Without copying the images, write out all the entries below verbatim.
*** Opening RECORDS FOR THIS TASK ***
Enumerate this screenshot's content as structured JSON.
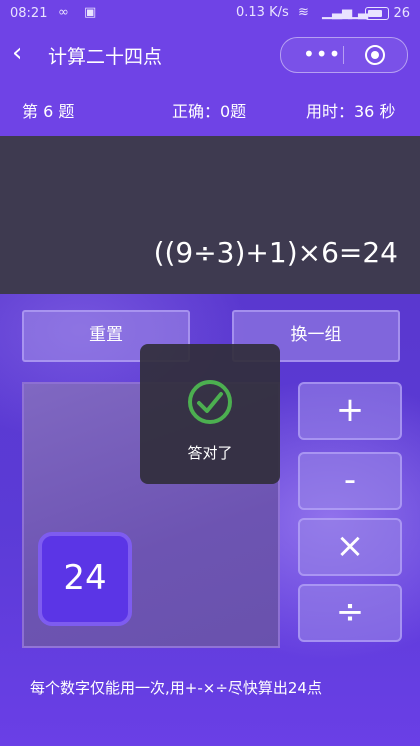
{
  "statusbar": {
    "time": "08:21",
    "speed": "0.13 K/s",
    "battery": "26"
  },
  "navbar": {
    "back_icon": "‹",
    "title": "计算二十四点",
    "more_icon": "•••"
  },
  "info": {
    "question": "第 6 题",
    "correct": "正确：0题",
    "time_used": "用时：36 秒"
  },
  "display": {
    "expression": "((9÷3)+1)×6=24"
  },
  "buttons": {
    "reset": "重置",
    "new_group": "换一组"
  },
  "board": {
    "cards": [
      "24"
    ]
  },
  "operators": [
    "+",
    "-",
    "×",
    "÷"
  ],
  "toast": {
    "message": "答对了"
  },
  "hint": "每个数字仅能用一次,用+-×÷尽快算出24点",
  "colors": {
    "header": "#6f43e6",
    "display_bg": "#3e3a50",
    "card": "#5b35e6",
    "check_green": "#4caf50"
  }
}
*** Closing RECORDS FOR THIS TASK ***
_WRITTEN ANSWER_
Enumerate this screenshot's content as structured JSON.
{
  "statusbar": {
    "time": "08:21",
    "speed": "0.13 K/s",
    "battery": "26"
  },
  "navbar": {
    "back_icon": "‹",
    "title": "计算二十四点",
    "more_icon": "•••"
  },
  "info": {
    "question": "第 6 题",
    "correct": "正确：0题",
    "time_used": "用时：36 秒"
  },
  "display": {
    "expression": "((9÷3)+1)×6=24"
  },
  "buttons": {
    "reset": "重置",
    "new_group": "换一组"
  },
  "board": {
    "cards": [
      "24"
    ]
  },
  "operators": [
    "+",
    "-",
    "×",
    "÷"
  ],
  "toast": {
    "message": "答对了"
  },
  "hint": "每个数字仅能用一次,用+-×÷尽快算出24点",
  "colors": {
    "header": "#6f43e6",
    "display_bg": "#3e3a50",
    "card": "#5b35e6",
    "check_green": "#4caf50"
  }
}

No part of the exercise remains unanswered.